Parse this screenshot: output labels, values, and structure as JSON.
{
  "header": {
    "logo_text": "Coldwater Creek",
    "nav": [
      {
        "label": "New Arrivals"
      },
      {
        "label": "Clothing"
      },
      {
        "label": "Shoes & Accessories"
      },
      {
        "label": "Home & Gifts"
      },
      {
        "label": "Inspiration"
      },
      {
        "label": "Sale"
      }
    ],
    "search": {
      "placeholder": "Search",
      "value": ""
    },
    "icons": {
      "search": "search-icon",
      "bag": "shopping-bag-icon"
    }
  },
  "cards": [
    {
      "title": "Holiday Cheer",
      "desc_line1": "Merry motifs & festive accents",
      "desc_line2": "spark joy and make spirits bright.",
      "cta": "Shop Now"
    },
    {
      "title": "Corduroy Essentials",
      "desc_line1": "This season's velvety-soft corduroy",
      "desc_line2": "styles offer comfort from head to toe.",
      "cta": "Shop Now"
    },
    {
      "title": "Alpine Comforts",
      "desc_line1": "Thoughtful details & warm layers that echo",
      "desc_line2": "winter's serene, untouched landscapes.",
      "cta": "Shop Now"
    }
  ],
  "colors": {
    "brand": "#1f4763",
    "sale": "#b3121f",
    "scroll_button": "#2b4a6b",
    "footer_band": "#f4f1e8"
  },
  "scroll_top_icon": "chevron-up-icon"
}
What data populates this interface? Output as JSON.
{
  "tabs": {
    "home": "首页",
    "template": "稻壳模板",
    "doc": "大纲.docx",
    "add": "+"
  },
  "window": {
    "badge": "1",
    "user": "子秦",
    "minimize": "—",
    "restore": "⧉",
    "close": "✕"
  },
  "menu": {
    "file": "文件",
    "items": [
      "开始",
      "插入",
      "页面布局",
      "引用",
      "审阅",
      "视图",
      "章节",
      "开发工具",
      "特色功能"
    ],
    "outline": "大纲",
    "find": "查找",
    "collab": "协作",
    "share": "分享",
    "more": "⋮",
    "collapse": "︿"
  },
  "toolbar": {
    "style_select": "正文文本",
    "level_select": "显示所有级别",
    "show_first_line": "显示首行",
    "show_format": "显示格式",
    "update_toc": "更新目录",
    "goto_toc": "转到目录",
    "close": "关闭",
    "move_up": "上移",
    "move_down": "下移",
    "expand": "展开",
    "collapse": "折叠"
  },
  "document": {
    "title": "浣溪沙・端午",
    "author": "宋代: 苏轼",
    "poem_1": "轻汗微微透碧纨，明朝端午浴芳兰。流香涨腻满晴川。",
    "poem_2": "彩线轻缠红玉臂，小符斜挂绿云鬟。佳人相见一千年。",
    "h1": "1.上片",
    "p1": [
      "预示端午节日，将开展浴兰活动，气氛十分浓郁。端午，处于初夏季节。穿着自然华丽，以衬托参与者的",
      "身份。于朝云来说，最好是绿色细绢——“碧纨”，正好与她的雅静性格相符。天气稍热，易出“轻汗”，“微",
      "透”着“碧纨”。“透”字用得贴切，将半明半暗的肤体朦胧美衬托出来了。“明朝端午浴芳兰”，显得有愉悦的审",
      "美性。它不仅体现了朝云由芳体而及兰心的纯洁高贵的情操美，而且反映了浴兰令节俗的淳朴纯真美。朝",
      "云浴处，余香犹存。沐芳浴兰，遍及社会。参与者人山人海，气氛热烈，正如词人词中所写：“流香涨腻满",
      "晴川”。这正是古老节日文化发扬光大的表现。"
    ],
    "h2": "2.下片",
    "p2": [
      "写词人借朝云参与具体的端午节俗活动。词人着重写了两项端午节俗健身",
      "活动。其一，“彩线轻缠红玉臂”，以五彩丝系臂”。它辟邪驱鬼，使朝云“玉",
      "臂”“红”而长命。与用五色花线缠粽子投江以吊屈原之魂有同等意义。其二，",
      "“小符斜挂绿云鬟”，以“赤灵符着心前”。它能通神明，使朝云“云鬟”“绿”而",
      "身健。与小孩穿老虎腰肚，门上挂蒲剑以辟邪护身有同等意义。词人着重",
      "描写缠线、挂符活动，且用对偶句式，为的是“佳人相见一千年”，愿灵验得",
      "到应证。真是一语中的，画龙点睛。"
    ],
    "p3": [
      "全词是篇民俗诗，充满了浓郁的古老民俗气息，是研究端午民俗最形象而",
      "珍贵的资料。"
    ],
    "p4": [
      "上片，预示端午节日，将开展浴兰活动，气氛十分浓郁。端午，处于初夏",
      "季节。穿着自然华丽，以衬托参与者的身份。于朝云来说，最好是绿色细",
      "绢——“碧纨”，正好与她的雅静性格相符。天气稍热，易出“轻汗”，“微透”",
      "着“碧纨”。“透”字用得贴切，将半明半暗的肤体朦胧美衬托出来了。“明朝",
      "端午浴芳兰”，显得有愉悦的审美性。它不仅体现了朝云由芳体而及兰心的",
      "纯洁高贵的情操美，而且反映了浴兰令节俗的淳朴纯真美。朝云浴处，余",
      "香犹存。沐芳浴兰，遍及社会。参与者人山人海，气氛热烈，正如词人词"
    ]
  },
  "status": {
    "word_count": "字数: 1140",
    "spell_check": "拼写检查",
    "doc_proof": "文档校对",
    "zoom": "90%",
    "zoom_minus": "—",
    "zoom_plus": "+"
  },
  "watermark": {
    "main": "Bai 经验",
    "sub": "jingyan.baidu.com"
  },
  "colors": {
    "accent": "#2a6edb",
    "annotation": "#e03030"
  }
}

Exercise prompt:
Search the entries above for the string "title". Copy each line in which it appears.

Response for this exercise:
      "title": "Holiday Cheer",
      "title": "Corduroy Essentials",
      "title": "Alpine Comforts",
    "title": "浣溪沙・端午",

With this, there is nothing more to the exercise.